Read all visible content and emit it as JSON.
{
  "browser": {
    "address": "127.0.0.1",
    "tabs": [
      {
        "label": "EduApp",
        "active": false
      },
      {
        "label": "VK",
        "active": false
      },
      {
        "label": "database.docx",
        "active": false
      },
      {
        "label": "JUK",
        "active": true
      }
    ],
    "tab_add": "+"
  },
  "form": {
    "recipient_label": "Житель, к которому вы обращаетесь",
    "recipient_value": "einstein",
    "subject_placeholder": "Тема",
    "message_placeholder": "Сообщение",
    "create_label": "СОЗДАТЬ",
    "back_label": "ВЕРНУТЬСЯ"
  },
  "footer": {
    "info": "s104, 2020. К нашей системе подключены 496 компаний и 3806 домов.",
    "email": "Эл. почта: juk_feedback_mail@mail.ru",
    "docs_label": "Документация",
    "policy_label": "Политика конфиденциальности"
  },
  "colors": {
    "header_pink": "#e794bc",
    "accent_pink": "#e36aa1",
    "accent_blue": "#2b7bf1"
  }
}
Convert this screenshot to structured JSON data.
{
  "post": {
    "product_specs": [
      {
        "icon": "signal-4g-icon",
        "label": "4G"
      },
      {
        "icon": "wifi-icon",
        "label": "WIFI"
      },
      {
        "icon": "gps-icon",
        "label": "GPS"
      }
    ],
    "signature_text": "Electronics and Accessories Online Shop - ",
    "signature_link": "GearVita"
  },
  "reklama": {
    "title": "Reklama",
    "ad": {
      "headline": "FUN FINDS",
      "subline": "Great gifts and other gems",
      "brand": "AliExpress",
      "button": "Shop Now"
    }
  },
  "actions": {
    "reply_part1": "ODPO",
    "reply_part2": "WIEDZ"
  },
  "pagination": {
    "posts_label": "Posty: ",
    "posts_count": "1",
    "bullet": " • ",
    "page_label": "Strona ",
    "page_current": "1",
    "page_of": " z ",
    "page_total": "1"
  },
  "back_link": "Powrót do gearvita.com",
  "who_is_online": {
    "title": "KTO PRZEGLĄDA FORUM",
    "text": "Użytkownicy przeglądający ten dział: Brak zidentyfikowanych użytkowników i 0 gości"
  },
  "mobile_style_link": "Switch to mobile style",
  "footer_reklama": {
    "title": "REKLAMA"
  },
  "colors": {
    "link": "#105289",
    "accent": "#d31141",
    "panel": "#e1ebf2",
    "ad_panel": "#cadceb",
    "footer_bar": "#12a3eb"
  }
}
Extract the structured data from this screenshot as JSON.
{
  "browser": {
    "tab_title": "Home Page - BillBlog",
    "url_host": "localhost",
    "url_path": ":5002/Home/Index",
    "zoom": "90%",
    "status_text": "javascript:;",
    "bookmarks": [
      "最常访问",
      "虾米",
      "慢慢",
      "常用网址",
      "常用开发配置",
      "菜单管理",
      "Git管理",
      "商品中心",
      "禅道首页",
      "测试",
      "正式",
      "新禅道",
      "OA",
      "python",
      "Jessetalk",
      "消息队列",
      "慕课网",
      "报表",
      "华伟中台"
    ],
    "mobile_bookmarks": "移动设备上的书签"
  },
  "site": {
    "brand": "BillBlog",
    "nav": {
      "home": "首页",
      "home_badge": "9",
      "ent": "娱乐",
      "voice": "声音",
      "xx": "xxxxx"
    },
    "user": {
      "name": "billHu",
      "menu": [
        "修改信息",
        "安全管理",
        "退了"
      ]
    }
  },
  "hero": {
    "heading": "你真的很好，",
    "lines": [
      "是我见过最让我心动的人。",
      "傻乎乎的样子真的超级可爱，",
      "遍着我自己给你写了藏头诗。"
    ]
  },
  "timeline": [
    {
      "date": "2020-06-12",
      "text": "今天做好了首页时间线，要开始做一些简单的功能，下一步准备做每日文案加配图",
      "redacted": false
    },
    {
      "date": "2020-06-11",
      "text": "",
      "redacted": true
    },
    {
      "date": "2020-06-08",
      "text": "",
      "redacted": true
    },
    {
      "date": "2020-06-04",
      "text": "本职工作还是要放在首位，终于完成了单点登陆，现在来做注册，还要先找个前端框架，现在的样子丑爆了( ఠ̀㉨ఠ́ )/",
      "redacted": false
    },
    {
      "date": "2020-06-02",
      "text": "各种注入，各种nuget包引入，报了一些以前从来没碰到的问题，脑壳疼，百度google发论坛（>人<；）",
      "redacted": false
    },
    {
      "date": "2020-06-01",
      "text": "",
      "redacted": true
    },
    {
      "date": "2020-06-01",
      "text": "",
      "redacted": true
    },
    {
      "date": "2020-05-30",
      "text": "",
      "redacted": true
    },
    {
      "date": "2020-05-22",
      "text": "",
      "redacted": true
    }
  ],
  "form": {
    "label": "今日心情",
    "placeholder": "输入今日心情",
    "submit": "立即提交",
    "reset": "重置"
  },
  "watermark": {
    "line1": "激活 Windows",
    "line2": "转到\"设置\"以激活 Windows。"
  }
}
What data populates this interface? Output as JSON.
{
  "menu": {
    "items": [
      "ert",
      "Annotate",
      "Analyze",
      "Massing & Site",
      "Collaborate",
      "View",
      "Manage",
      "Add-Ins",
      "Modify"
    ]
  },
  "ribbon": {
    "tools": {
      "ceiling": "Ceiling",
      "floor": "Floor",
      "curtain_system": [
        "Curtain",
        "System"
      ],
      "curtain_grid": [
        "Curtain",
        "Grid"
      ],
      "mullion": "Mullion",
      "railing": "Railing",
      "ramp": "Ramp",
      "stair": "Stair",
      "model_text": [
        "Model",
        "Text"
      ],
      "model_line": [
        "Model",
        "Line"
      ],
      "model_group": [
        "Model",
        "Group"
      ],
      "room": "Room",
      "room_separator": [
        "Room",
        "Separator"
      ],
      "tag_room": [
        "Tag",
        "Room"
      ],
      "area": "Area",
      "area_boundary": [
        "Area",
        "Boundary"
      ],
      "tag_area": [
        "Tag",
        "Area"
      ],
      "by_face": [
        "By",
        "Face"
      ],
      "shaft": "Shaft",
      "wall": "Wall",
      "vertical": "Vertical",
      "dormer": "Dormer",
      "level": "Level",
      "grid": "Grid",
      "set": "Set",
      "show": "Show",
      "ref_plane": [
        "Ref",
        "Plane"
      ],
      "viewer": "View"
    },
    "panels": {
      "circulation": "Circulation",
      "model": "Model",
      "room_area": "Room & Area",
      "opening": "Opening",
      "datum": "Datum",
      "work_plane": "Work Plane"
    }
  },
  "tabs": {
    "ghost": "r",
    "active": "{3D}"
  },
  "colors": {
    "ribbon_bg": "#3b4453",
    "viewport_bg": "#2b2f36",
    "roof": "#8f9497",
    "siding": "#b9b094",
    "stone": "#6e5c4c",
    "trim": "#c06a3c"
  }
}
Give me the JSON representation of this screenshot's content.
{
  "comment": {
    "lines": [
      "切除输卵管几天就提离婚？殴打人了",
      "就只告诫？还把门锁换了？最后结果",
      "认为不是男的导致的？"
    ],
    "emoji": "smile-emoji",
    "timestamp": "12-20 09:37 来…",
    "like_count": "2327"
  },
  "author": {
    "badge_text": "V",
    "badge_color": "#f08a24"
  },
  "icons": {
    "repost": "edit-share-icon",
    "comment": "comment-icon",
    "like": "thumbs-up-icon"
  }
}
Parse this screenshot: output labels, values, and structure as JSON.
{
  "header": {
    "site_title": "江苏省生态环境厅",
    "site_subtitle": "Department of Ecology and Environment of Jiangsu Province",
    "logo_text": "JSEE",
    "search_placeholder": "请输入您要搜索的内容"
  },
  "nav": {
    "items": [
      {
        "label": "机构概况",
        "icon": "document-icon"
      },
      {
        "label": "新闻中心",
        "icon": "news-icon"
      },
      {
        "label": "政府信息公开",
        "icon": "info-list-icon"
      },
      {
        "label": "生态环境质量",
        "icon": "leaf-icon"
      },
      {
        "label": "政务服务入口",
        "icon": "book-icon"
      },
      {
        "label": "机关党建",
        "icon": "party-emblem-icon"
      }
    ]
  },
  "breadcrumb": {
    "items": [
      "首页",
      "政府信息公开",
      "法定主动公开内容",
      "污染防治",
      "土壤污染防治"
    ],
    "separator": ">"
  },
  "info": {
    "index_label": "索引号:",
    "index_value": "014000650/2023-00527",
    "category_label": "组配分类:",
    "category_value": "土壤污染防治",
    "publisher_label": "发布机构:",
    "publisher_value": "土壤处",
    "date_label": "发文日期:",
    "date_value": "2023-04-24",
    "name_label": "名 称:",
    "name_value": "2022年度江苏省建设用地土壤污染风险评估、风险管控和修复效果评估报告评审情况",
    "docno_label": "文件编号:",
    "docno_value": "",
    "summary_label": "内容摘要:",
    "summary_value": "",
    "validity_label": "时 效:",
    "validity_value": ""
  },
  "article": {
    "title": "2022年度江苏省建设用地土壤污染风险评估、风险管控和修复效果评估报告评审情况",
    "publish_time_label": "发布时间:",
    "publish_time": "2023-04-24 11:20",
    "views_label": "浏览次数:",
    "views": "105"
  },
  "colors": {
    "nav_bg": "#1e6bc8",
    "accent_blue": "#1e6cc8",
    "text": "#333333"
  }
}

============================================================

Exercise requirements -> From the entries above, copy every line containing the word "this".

Task output ->
Convert this screenshot to structured JSON data.
Extract the structured data from this screenshot as JSON.
What data populates this interface? Output as JSON.
Give me the JSON representation of this screenshot's content.
Parse this screenshot: output labels, values, and structure as JSON.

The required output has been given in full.